Hot Emerging Markets
Stocks in emerging Europe, the Middle East, and Africa will rise 31% by the end of 2010 as cheap valuations, fast profit growth, and higher oil prices draw investors, according to a Dec. 3 Morgan Stanley (MS) report.
Michael Wang, the company's London-based emerging-markets strategist, wrote that the gain he expects from the MSCI EM EMEA (Emerging Markets Europe, Middle East, and Africa) Index would exceed the 20% estimated gain for global emerging markets. EMEA stocks trade at a 30% discount to global peers in the MSCI Emerging Markets Index on a price-to-earnings basis, Wang writes, and profits in the regions are expected to grow 46% in 2010. Energy and raw materials companies make up 40% of the index. For a broad play, Fidelity's Emerging Europe, Middle East, & Africa EMEA Fund (FEMEX) buys stocks in all three regions. A number of exchange-traded funds, including Claymore/BNY Mellon Frontier Markets ETF (FRN) and PowerShares MENA Frontier Countries Portfolio (PMNA), also invest in frontier nations in these areas.
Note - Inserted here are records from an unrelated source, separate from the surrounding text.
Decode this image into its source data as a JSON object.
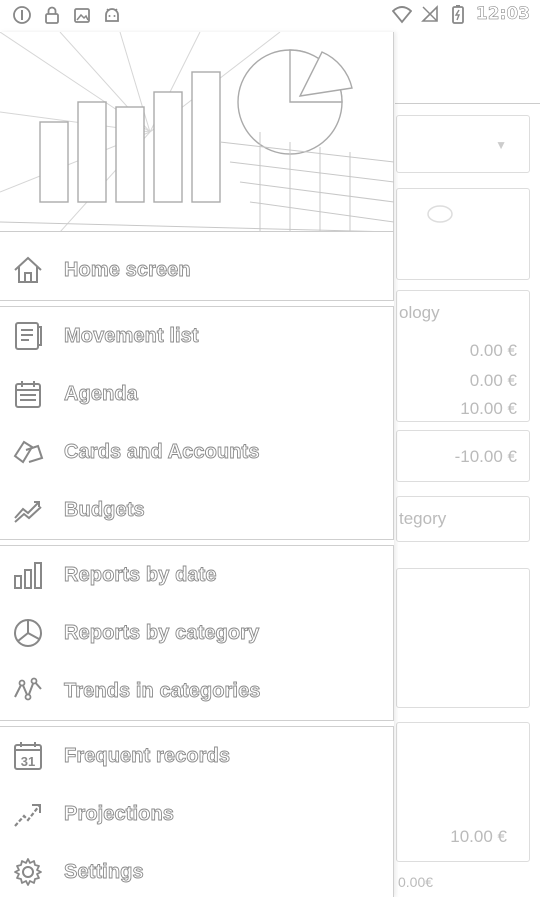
{
  "status_bar": {
    "time": "12:03"
  },
  "background": {
    "visible_fragments": [
      "ology",
      "0.00 €",
      "0.00 €",
      "10.00 €",
      "-10.00 €",
      "tegory",
      "10.00 €",
      "0.00€"
    ]
  },
  "drawer": {
    "sections": [
      {
        "items": [
          {
            "label": "Home screen",
            "icon": "home-icon",
            "active": true
          }
        ]
      },
      {
        "items": [
          {
            "label": "Movement list",
            "icon": "list-icon"
          },
          {
            "label": "Agenda",
            "icon": "calendar-icon"
          },
          {
            "label": "Cards and Accounts",
            "icon": "cards-icon"
          },
          {
            "label": "Budgets",
            "icon": "budget-icon"
          }
        ]
      },
      {
        "items": [
          {
            "label": "Reports by date",
            "icon": "bar-chart-icon"
          },
          {
            "label": "Reports by category",
            "icon": "pie-chart-icon"
          },
          {
            "label": "Trends in categories",
            "icon": "trend-icon"
          }
        ]
      },
      {
        "items": [
          {
            "label": "Frequent records",
            "icon": "calendar-31-icon"
          },
          {
            "label": "Projections",
            "icon": "projection-icon"
          },
          {
            "label": "Settings",
            "icon": "gear-icon"
          }
        ]
      }
    ]
  }
}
Price Is Right?
After shunning large lending companies, billionaire value investor Michael Price bought shares of Bank of America (BAC) in its $19.3 billion equity sale on Dec. 3, and says he plans to buy more. The company, whose stock fell 66% in 2008, plans to repay $45 billion in Troubled Asset Relief Program (TARP) funds.
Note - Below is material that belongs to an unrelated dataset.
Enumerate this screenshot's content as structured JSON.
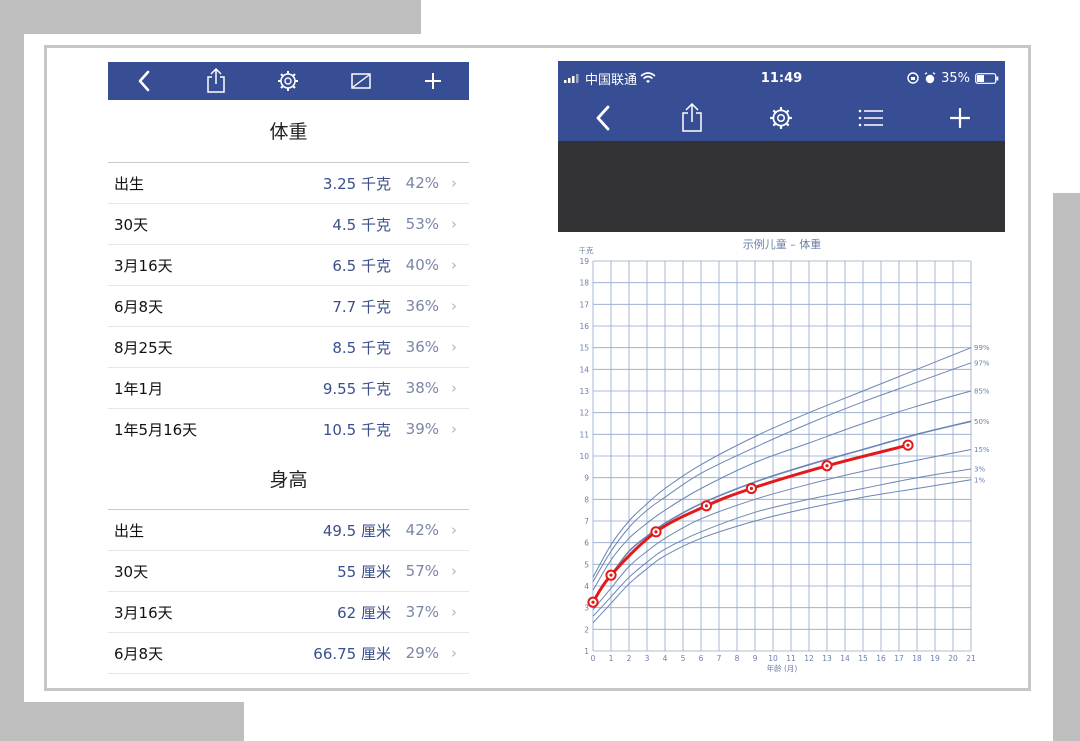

Price says Charlotte (N.C.)-based BofA is the only large U.S. bank that he owns. Its price could rise above $20 if profit reaches $2 a share, he says. The average per-share profit estimate of analysts surveyed by Bloomberg is 96 cents for 2010 and $2.10 for 2011. BofA's stock is up about 10% this year.
Jeffrey Gundlach: A TCW Bond Star Is Booted
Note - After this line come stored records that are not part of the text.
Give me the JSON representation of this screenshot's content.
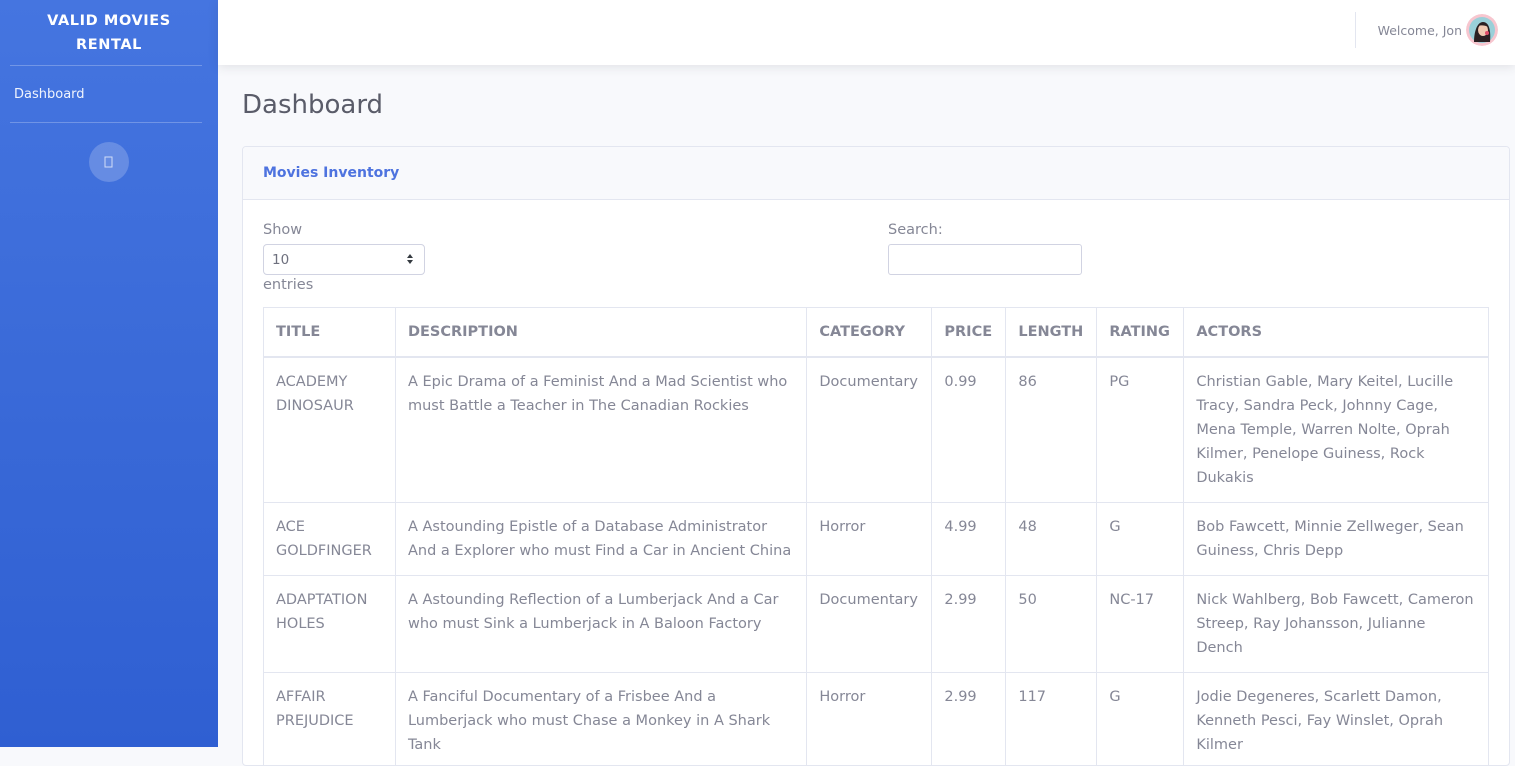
{
  "sidebar": {
    "brand": "VALID MOVIES RENTAL",
    "items": [
      {
        "label": "Dashboard"
      }
    ],
    "toggle_icon": "chevron-left-icon"
  },
  "topbar": {
    "welcome": "Welcome, Jon",
    "avatar": "avatar-icon"
  },
  "page": {
    "title": "Dashboard"
  },
  "card": {
    "title": "Movies Inventory",
    "show_label": "Show",
    "show_value": "10",
    "entries_label": "entries",
    "search_label": "Search:",
    "search_value": ""
  },
  "table": {
    "columns": [
      "TITLE",
      "DESCRIPTION",
      "CATEGORY",
      "PRICE",
      "LENGTH",
      "RATING",
      "ACTORS"
    ],
    "rows": [
      {
        "title": "ACADEMY DINOSAUR",
        "description": "A Epic Drama of a Feminist And a Mad Scientist who must Battle a Teacher in The Canadian Rockies",
        "category": "Documentary",
        "price": "0.99",
        "length": "86",
        "rating": "PG",
        "actors": "Christian Gable, Mary Keitel, Lucille Tracy, Sandra Peck, Johnny Cage, Mena Temple, Warren Nolte, Oprah Kilmer, Penelope Guiness, Rock Dukakis"
      },
      {
        "title": "ACE GOLDFINGER",
        "description": "A Astounding Epistle of a Database Administrator And a Explorer who must Find a Car in Ancient China",
        "category": "Horror",
        "price": "4.99",
        "length": "48",
        "rating": "G",
        "actors": "Bob Fawcett, Minnie Zellweger, Sean Guiness, Chris Depp"
      },
      {
        "title": "ADAPTATION HOLES",
        "description": "A Astounding Reflection of a Lumberjack And a Car who must Sink a Lumberjack in A Baloon Factory",
        "category": "Documentary",
        "price": "2.99",
        "length": "50",
        "rating": "NC-17",
        "actors": "Nick Wahlberg, Bob Fawcett, Cameron Streep, Ray Johansson, Julianne Dench"
      },
      {
        "title": "AFFAIR PREJUDICE",
        "description": "A Fanciful Documentary of a Frisbee And a Lumberjack who must Chase a Monkey in A Shark Tank",
        "category": "Horror",
        "price": "2.99",
        "length": "117",
        "rating": "G",
        "actors": "Jodie Degeneres, Scarlett Damon, Kenneth Pesci, Fay Winslet, Oprah Kilmer"
      }
    ]
  },
  "colors": {
    "primary": "#4e73df",
    "sidebar_top": "#4575e0",
    "sidebar_bottom": "#2f5fd2",
    "text": "#858796",
    "background": "#f8f9fc"
  }
}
Is the high number of recent departures from TCW (TSI) a sign that it's time for investors to bail out of its bond funds? Following the Los Angeles-based asset manager's Dec. 4 announcement that Chief Investment Officer Jeffrey Gundlach had been "relieved of his duties," the remaining members of his team have resigned, according to Bloomberg. Since his ouster—said to be due to internal power struggles—Gundlach has said he's considering starting his own firm, a prospect likely to intrigue investors: Over the past 10 years that Gundlach has managed the TCW Total Return Bond Fund (TGLMX), he's bested Bill Gross's Pimco Total Return Fund by almost 4 percentage points. The TCW fund's assets have swelled to nearly $12 billion, thanks to Gund-lach's navigation of the mortgage securities market at the height of the credit crisis. Eric Jacobson, Morningstar's (MORN) head of fixed income research, says "there's no immediate need to go anywhere." TCW, he notes, has brought in a group of managers from Metropolitan West Asset Management who can, for now, "credibly and ably manage the money."